The Kingdom of Bahrain has hosted the 2012 IMO World Maritime Day Parallel Event, on 17 and 18 October 2012, with a seminar and other activities, focusing on this year's World Maritime Day theme: "IMO: One hundred years after the Titanic”.
The parallel event, regarded by all who attended as a great success, was the first to be held in the region.
On Wednesday, 17 October, the World Maritime Day Parallel Event seminar was held under the patronage of His Excellency Kamal bin Ahmed Mohammed, Minister of Transportation, and organized by the Ministry of Transportation (Ports and Maritime Affairs), in coordination with IMO. The seminar, attended by IMO Secretary-General Mr. Koji Sekimizu, representatives from IMO Member States, maritime industry professionals and local shipping industry representatives, highlighted the improvements made over the past 100 years in promoting the safety of life at sea.
In his keynote address, His Excellency Kamal bin Ahmed Mohammed thanked IMO for selecting the Kingdom of Bahrain to host this year’s World Maritime Day Parallel Event. He reflected on how the Titanic had served as a wake-up call to maritime nations, in terms of the importance of adopting international treaties and standards on safety at sea and following through with their application and enforcement.
IMO Secretary-General Sekimizu acknowledged Bahrain’s long-standing seafaring and maritime history. This year’s World Maritime Day theme had provided an opportunity not only to reflect on how much things have improved since the Titanic sinking in 1912 but also on how this has helped in reinforcing IMO’s commitment to preventing such incidents from reoccurring, he said.
Mr. Sekimizu also highlighted IMO’s role in proactively addressing today’s pressing safety and environmental concerns, and in promoting the use of the latest technologies.
During his visit to Bahrain, IMO Secretary-General Sekimizu also held a series of meetings with His Royal Highness Prince Khalifa bin Salman bin Hamad Al Khalifa, Prime Minister of the Kingdom of Bahrain; His Royal Highness Prince Salman bin Hamad bin Isa Al Khalifa, Crown Prince of Bahrain; and His Excellency Kamal bin Ahmed Mohammed, Minister of Transportation, regarding co-operation between the Government of Bahrain and IMO in general.
On Thursday 18 October, the Secretary-General and other international delegates were taken on site visits to key maritime locations including the state-of-the-art Khalifa Bin Salman Port and its vessel traffic services (VTS) Centre, the Seafarers' Centre and the Arab Shipbuilding and Repair Yard (ASRY).
At ASRY Headquarters, Mr. Sekimizu received a cheque for US$50,000, as a contribution from ASRY to IMO’s maritime security activities. (Photo) The cheque was presented by Shaikh Daij bin Salman Al Khalifa, Chairman of ASRY, in the presence of Hassan Ali AlMajed, Director General from Port and Maritime Authority, Ministry of Transportation.
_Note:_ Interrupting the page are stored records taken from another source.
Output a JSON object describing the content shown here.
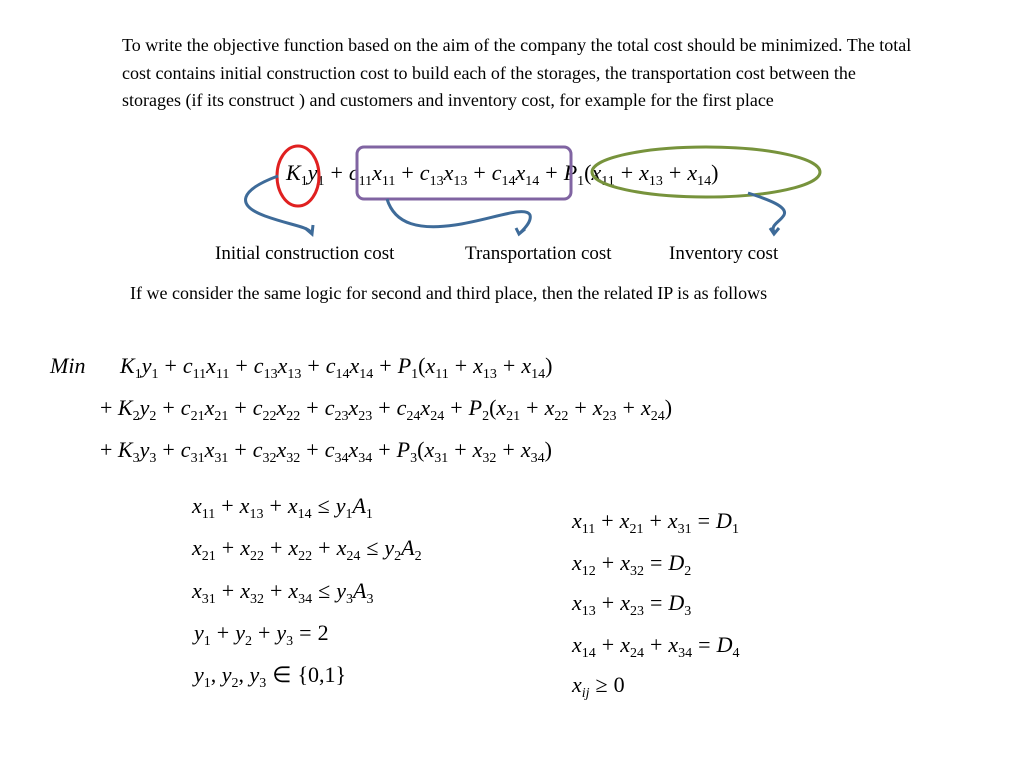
{
  "intro_text": "To write the objective function based on the aim of the company the total cost should be minimized. The total cost contains initial construction cost to build each of the storages, the transportation cost between the storages (if its construct ) and customers and inventory cost, for example for the first place",
  "example_expression": {
    "construction_term": "K1 y1",
    "transportation_term": "c11 x11 + c13 x13 + c14 x14",
    "inventory_term": "P1 (x11 + x13 + x14)"
  },
  "annotation_labels": {
    "construction": "Initial construction cost",
    "transportation": "Transportation cost",
    "inventory": "Inventory cost"
  },
  "annotation_colors": {
    "construction_circle": "#e02020",
    "transportation_box": "#8064a2",
    "inventory_ellipse": "#77933c",
    "arrows": "#3e6b99"
  },
  "logic_text": "If we consider the same logic for second and third place, then the related IP is as follows",
  "objective": {
    "keyword": "Min",
    "rows": [
      "K1 y1 + c11 x11 + c13 x13 + c14 x14 + P1 (x11 + x13 + x14)",
      "+ K2 y2 + c21 x21 + c22 x22 + c23 x23 + c24 x24 + P2 (x21 + x22 + x23 + x24)",
      "+ K3 y3 + c31 x31 + c32 x32 + c34 x34 + P3 (x31 + x32 + x34)"
    ]
  },
  "capacity_constraints": [
    "x11 + x13 + x14 ≤ y1 A1",
    "x21 + x22 + x22 + x24 ≤ y2 A2",
    "x31 + x32 + x34 ≤ y3 A3",
    "y1 + y2 + y3 = 2",
    "y1, y2, y3 ∈ {0,1}"
  ],
  "demand_constraints": [
    "x11 + x21 + x31 = D1",
    "x12 + x32 = D2",
    "x13 + x23 = D3",
    "x14 + x24 + x34 = D4",
    "xij ≥ 0"
  ]
}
It was requested that the fund should be used for IMO’s projects addressing piracy off the coast of Somalia and in the Indian Ocean.
Mr. Sekimizu expressed his deep appreciation for the donation made by ASRY, particularly in view of the current difficult financial situation in the shipping, shipbuilding and ship repairing industries. He confirmed the donated funds would be used for the capacity-building projects under the Code of Conduct concerning the Repression of Piracy and Armed Robbery against Ships in the Western Indian Ocean and the Gulf of Aden (the Djibouti Code of Conduct).
Mr. Sekimizu expressed his hope that IMO would receive further contributions, not only from the maritime industries but also from industries other than shipping and shipbuilding, to reflect the fact that the world economy as a whole benefits from the seamless and reliable international maritime transportation system provided by shipping, at a very low cost. He stated that the protection of shipping lanes is vital for the world economy as a whole, and that all industries should be aware of the current situation with regard to piracy and should contribute to IMO efforts to combat it. Of even greater importance, he said, is the need to protect hundreds of thousands of seafarers who navigate piracy infested waters as part of their daily working lives.